Page 31: of Marine Technology Magazine (September 2019)

Autonomous Vehicle Operations

Read this page in Pdf, Flash or Html5 edition of September 2019 Marine Technology Magazine

This is a compelling value proposition, but it demands a sig-

New Approaches to ROVs

The most obvious element of change in current practice is ni? cant investment in ROV reliability. Traditionally ROVs are to remove the ship. A logical ? rst move is to replace a large routinely serviced and maintained on deck. Often more than expensive crewed ship with an USV. This approach has been one ROV is embarked on a vessel to ensure productivity. Such demonstrated by several players. In a defense-focused demon- approaches are not viable in a more ? xed, long-term concept stration Teledyne Seabotix ROVs were operated from Marine of operations. Industry has accepted this challenge, and lead-

Advanced Research WAM-V USVs. In commercial practice, ing players have developed new ROV offerings. Oceaneering

SAAB ROVs have been supported by L3 ASV C-worker has developed their e-ROV, and seen positive results in early

USVs. In these con? gurations the objective is primarily in- trials. Saipem has likewise invested signi? cantly in this area. spection. An operator ashore, connected via radio or satellite Their Hydrone-R vehicle is the result of nearly two-years of telemetry, can use the combined systems to examine struc- development. It is transitioning from prototype development tures or the sea? oor. Light intervention is feasible but typi- to sea trials during the summer of 2019.

cally the ROVs involved lack the physical power to engage

Sea? oor Resident Systems core offshore maintenance tasks. Operations of this kind are typically measured in hours, or perhaps a few days, but not The natural evolution of ROVs trusted to operate for hours intended to be persistent. or days without ships is vehicles resident on the sea? oor with-
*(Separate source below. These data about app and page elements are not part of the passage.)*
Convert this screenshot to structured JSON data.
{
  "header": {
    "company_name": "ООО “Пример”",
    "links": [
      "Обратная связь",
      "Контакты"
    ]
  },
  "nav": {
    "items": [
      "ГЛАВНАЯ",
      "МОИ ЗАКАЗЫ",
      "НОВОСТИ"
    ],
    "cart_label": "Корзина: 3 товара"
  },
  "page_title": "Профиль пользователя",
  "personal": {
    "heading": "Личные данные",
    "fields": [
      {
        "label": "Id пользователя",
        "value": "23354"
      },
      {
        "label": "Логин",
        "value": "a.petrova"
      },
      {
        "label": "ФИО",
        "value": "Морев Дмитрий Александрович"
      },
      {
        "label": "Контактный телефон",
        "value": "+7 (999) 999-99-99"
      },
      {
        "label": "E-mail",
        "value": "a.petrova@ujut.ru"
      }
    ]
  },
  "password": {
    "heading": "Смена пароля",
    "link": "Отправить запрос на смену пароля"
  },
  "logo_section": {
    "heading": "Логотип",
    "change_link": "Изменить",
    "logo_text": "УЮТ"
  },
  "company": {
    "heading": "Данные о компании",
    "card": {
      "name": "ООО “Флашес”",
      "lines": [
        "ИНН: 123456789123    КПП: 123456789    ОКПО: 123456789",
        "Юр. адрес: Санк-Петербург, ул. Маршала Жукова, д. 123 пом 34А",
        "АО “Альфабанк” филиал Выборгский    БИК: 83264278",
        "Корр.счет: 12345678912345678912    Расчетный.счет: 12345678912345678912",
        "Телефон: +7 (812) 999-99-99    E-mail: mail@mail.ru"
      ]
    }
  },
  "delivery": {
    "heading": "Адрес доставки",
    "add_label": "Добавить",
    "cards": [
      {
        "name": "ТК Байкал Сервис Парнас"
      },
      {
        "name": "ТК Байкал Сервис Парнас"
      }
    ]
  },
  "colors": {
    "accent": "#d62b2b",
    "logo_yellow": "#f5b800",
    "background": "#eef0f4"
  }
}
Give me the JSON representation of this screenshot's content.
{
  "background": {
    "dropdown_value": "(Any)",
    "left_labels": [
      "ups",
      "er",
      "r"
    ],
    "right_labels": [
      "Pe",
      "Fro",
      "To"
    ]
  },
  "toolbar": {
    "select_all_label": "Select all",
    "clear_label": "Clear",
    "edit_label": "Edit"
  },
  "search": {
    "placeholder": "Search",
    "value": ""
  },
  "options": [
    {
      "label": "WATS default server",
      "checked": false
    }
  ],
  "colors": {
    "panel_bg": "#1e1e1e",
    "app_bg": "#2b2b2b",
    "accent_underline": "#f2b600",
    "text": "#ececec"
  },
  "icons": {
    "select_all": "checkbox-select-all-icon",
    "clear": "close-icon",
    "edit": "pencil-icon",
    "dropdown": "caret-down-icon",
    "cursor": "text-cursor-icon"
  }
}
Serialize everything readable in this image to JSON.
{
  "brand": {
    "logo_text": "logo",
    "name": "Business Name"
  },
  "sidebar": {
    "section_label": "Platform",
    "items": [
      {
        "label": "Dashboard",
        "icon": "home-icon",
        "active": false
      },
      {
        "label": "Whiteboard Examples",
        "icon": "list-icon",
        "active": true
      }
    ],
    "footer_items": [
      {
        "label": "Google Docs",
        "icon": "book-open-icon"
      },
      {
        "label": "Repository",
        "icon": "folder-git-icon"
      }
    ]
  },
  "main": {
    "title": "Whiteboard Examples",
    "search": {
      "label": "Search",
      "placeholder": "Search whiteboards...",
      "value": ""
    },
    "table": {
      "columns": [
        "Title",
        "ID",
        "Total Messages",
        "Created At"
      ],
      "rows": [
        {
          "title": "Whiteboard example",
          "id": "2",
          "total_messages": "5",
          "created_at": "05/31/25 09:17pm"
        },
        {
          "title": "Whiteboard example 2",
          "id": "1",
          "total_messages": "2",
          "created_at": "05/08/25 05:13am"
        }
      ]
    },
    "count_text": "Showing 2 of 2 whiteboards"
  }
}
Another concept gaining appeal is to install an ROV in a out tethers. SAAB’s Sabertooth has been a leader in this area ? xed location. This might be attached to a large installation starting with a widely referenced demonstration in Houston’s providing power and data connectivity back to shore. It could Neutral Buoyancy Lab in late 2016. This showed that a free- also be connected via a buoy, for telemetry, and rely upon bat- swimming AUV could both autonomously survey and transit teries for power. In either case the ROV is now a ? xture on the and then intervene, turning a valve mechanism. This latter site and does not depend upon an expensive vessel for support. step was conducted under manual control using high-band-

Marine Technology Reporter 31

MTR #7 (18-33).indd 31 8/29/2019 1:31:30 PM

Marine Technology

Marine Technology Reporter is the world's largest audited subsea industry publication serving the offshore energy, subsea defense and scientific communities.